“John McCain is a stellar candidate on both counts. When the rancor subsides, this will become more and more clear and the difference on these two issues — judges and the war on terror — between John McCain and either Obama or Clinton will become so frighteningly clear that evangelical conservatives will easily see that John McCain is not only superior to the Democrats but has been superior on these counts all along.”
In the larger sense, the candidacy of John McCain represents a last hurrah for the old mainline, the centrist Christian denominations that have declined steadily for the last four decades and are now on the edge of extinction. His faith is a private matter to him, in a way that seems an odd political throwback to roughly a third of the GOP coalition, particularly its most youthful element.
The Pew Research Center’s polling data reveals how isolated McCain’s position is becoming as America’s religious trends shift: while the Millennial generation of voters is one of the most agnostic on record at 19%, they are also the most evangelical — in some denominations, as much as a 20% increase over Generation Xers. But at the same time, non-Christian Millennials have extremely negative views of their evangelical peers — according to the same Pew report, only 13% positive.

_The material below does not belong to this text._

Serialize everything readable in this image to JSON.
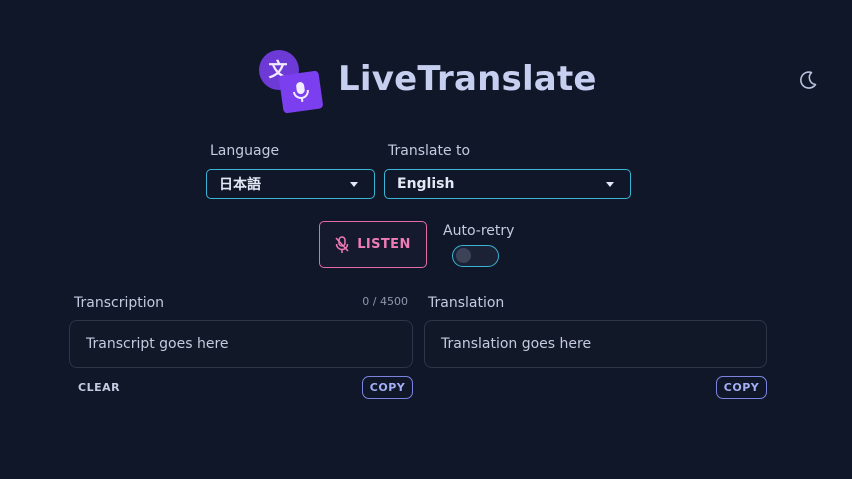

As the extremes increase in number, the nougat-filled center of occasional-churchgoers is in noticeable decay.
In other words: you think we’re polarized about faith in politics now? Wait twenty years.